By Teri Arranga
If the Chicago Tribune really knows spontaneously recovering autistic children, we want to see serious scientific study on this phenomena and we want to meet them. The Chicago Tribune reporter had no interest in meeting ours. Astoundingly, that is, in fact, what happened at the Autism One 2009 Conference. Armed with a miniature memo pad and a large amount of sarcasm, when presented with the wonderful opportunity to meet children who had recovered from autism, a disorder that affects at least 1 in 91 children and costs public educational programs obscene amounts of money every year, the reporter's agenda placed no priority upon this.
Fortunately, seasoned parents were able to kindly facilitate this meeting, and the reporter did meet with an articulate child who recovered through the very types of biomedical treatments that the Tribune is on a campaign to discredit, in addition to the reporter sharing a pretty smile in a photograph of a boy (Michael, with his mom, Deb) who has gone from moderate-severe full-syndrome autism to the level of ADHD, and whose mother shared his positive biomedical journey - which included chelation - with the reporter.
According to the recovered boy's mom:
"I sensed that the reporter had an agenda. I told her our story of recovery. I explained that when Mark was diagnosed with autism, we were told that he would require institutionalization. My husband and I did not accept that answer or the lack of information, so we began our own research. We started the gluten-free/casein-free diet and saw great success. Mark had language within a couple of weeks. Methyl B-12 stopped his stuttering and bed-wetting and helped him learn and retain information. I introduced her to Mark, who spoke to her with great eloquence and enthusiasm, so she could see his wonderful recovery. The reporter seemed completely uninterested in Mark and in our story, and it became very apparent that we were making no progress in communicating our story. I finally walked Mark away because the negativity of the reporter concerned me, and I did not want Mark to be exposed to this."
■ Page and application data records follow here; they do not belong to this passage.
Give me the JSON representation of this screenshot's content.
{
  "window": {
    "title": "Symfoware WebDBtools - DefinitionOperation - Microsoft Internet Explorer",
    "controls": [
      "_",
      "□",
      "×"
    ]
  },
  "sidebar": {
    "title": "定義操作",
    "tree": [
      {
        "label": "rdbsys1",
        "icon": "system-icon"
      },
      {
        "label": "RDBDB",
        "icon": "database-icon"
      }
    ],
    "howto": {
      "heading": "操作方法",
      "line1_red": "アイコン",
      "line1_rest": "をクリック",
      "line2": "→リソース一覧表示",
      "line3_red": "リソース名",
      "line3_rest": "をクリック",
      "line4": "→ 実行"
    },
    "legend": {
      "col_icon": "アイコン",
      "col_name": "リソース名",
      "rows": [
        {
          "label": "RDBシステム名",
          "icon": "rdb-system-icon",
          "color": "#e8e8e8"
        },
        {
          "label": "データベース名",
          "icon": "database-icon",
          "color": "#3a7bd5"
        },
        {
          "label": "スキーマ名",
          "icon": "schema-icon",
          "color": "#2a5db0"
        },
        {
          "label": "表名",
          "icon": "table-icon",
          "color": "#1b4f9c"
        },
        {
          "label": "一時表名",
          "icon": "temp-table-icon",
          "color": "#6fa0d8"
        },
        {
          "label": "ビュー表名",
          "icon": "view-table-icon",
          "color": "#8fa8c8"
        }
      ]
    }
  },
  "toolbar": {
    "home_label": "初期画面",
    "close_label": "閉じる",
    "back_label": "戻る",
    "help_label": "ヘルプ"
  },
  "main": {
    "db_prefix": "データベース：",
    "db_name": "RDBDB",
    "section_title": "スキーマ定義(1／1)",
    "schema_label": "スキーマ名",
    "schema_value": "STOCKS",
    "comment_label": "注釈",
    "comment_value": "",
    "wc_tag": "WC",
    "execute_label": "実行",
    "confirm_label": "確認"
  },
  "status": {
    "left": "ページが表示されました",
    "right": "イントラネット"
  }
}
And this boy has moved forward greatly:
When I related sentiments such as these in a telephone conversation with the Tribune editor, he said, "You can't tell a reporter how to do their job, can you?" In reply to his comment, I shared that, yes, you could, because I had heard that Dr. Bennett Leventhal [a psychiatrist formerly of the Chicago Tribune's state, Illinois] had sat down with the Tribune staff. The editor temporarily became silent, including not denying what I had said.
Although for the moment I can neither confirm nor deny such a meeting, simply wondering if the silence can be presumed to be affirmation, I'll share the reason that I think it may matter. A 2005 journal article disclosed that said doctor was sitting on the speaker's bureau of Bristol-Meyers Squibb/Otsuka, which just received FDA approval for its drug Abilify's use for irritability in children with autism.